Movie review of Penguins of Madagascar (PG-13) - Review by Stephen Signor



Run Time: 1hour 32 minutes

In this latest installment, Eric Darnell returns as director. Brandon Sawyer who was the writer for the TV series of the same name also lends his knowledge and talent here give the penguins an adventure of their own. Rounding out the production crew is Simon J. Smith. While his filmography is short, he was the director for 2007’s loveable Bee Movie. With the help of a seasoned cast Penguins of Madagascar prove that true heroes are not born. They are hatched. 

This animation adventure comedy picks up where 2012’s Madagascar 3: Europe’s Most Wanted left off.  Somewhere in the frozen Antarctic tundra three iconic birds become four; but not so easily. It all starts with a series of short and perilous attempts to save a runaway egg from a group of hungry and vicious leopard seals competing for dinner. Saved, the egg hatches revealing the young Private. Fast forward ten years and you have the beginning of a hilarious route to the unknown.  

Fox DreamWorks marks its 20th year in existence by unraveling the secrets of the most entertaining and mysterious covert birds to have ever stepped into the espionage arena. Skipper, Kowalski, Rico and Private must now join forces with the North Wind. This elite undercover task force is led by Agent Classified (Benedict Cumberbatch). Their mission: To stop persistent efforts toward the transformation of the global penguin population.  

Alas I give you the villainous octopus, Dr. Dave / Octavius Brine the genius behind the diabolical plan. Who other than John Malkovich could pull off such a devious, evil role with such abandonment?  From start to finish you will either loath him or take pity. Either way you cannot take him seriously. It is at these moments all that is left is for you is to laugh. You can’t help it because the humorous banter and minutia between all of the characters is non-stop and exact which proves the old adage that if the actors are having fun, so too will members of the audience, regardless of age. 
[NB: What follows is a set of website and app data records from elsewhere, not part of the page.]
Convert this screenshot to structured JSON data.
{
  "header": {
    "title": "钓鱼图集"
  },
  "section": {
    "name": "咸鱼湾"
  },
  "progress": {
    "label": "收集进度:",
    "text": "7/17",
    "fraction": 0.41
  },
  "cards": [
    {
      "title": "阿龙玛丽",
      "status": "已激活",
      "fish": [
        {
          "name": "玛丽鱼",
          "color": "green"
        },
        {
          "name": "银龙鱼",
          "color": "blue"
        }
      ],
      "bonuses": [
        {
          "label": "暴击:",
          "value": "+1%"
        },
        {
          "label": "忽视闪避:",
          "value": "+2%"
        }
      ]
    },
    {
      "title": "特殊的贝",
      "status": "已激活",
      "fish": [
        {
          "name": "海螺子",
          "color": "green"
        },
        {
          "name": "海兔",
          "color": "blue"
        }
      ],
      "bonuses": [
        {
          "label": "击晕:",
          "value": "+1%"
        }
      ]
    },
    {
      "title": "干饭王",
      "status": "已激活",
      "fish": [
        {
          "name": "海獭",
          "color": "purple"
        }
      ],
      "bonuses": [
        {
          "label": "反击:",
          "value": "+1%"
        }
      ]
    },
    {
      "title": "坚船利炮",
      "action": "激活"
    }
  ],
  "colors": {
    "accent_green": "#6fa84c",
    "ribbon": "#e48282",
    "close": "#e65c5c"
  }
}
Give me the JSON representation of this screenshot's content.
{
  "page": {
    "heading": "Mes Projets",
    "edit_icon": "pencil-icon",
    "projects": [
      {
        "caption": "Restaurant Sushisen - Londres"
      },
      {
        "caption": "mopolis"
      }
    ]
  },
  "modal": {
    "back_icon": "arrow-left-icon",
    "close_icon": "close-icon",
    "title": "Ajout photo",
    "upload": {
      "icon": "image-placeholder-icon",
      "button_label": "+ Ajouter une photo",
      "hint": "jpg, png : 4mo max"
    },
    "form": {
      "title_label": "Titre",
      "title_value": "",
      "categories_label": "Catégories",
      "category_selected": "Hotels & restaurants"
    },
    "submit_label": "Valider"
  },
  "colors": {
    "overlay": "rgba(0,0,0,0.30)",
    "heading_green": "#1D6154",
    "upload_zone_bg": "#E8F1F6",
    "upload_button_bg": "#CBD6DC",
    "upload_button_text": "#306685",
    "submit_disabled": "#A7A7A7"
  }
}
I hope to hear more from these zany, enigmatical birds in future global espionage games. Meanwhile, The Penguins of Madagascar is a film that exemplifies entertainment and further proves that movie franchises can have an extended shelf life.